The University of Mississippi is investigating a student newspaper report that alleges that a handful of Ole Miss football players disrupted a university theater production of "The Laramie Project" by harassing actors with "borderline hate speech" on campus Tuesday night.
The play is based on the 1998 murder of gay University of Wyoming student Matthew Shepard.
The Daily Mississippian reported that approximately 20 Ole Miss football players were among the disruptive audience. Play director and faculty member Rory Ledbetter told the student newspaper that members of the audience were using homosexual slurs and insulted the body types and sexual orientation of cast members.
"The football players were certainly not the only audience members that were being offensive last night," Ledbetter told the student paper, "but they were definitely the ones who seemed to initiate others in the audience to say things too. It seemed like they didn't know that they were representing the university when they were doing these things."

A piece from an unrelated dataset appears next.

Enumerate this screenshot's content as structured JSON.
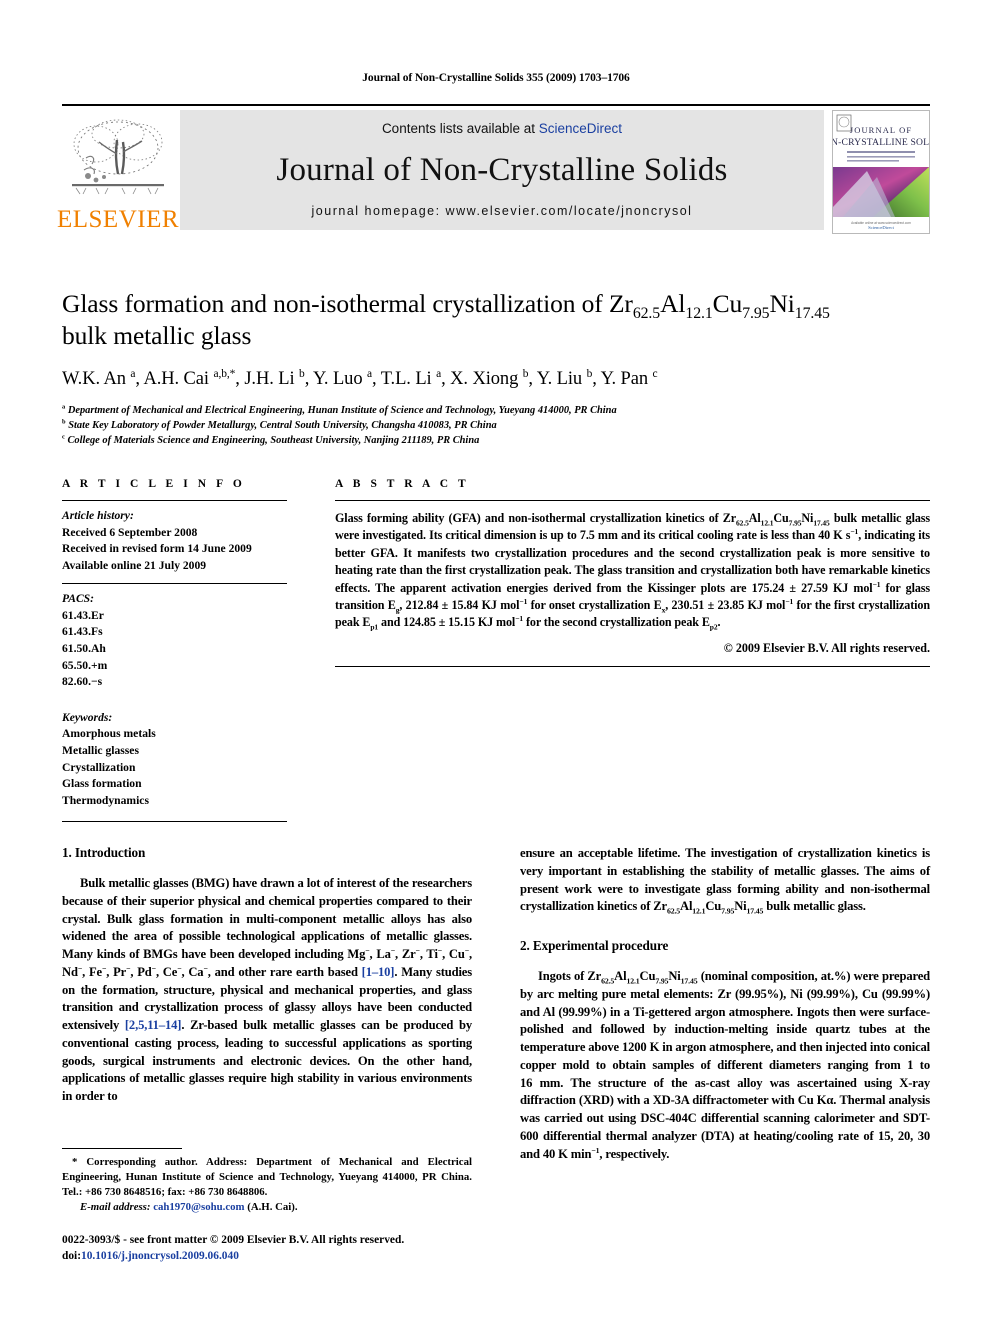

Ole Miss Dean of Students Thomas J. "Sparky" Reardon told ESPN.com on Thursday that the university has its Bias Incident Response Team meeting "to delve into what happened and to look if there are any possible charges there."
"They'll make any recommendations there to us, to me, at the university, and we'll move from there," Reardon said. "I've been in touch with the theater department and the athletic department, and we're waiting on their report."
Chancellor Dan Jones and athletic director Ross Bjork issued a joint statement Wednesday.
"As a member of the Ole Miss family, each of us has a responsibility to be accountable for our actions, and these individuals will be held accountable," the statement read. "Our investigation will determine the degree to which any and all students were involved. ... On behalf of our 22,000 students, our faculty, and our staff, we apologize."
Dr. Donald Cole, who is the assistant provost and assistant to the chancellor concerning minority affairs, told ESPN.com on Thursday that not all of the 20 alleged football players involved have been identified but that the university "definitely [has] a good idea" who they are and that a punishment will be handed down to the students involved at the appropriate time.
"We haven't entered the punishment stage yet," Cole said. "We are just trying to contain the situation and get everything in order."
Reardon said he had spoken to someone in the athletic department but not head football coach Hugh Freeze, who wrote this tweet Thursday morning:
We certainly do not condone any actions that offend or hurt people in any way.We are working with all departments involved to find the facts
— Hugh Freeze (@CoachHughFreeze) October 3, 2013
Cole said the university plans to meet with coaches in the immediate future to discuss the situation and possible punishments.
The student newspaper reported that Ledbetter said a member of the athletic department sent him an email apologizing for the incident.
Ole Miss theater department chairwoman Rene Pulliam told the paper that the football players were asked to apologize by the athletic department as well.
"Many of the athletes did apologize afterward," Cole said. "As some of the athletics officials got involved, they made them apologize again.
"Some of the language that was used at this particular play was quite biased and quite offensive and very difficult to understand.
"We're going to have to let them know the seriousness of what they've done, and I think that if they were to realize this, then I think future apologies will be a lot more sincere."
The timing of this incident couldn't have come at a worse time for the university. It occurred two weeks after the university's inaugural UM Creed Week, which celebrates the university's creed that begins "I believe in respect for the dignity of each person" and ends with "I pledge to uphold these values and encourage others to follow my example."
Cole said there was a kickoff event for the school's lesbian, gay, bisexual and transgender group on campus Thursday afternoon and a previously planned symposium on the semantics and ethics of racial language Thursday morning.
"The truth is that we have lots and lots of teaching to do, and we have to understand that we have a new group to teach every year," Reardon said. "I hope that we can move forward from this point, and working with these students we have, they can learn what's appropriate and what's not appropriate."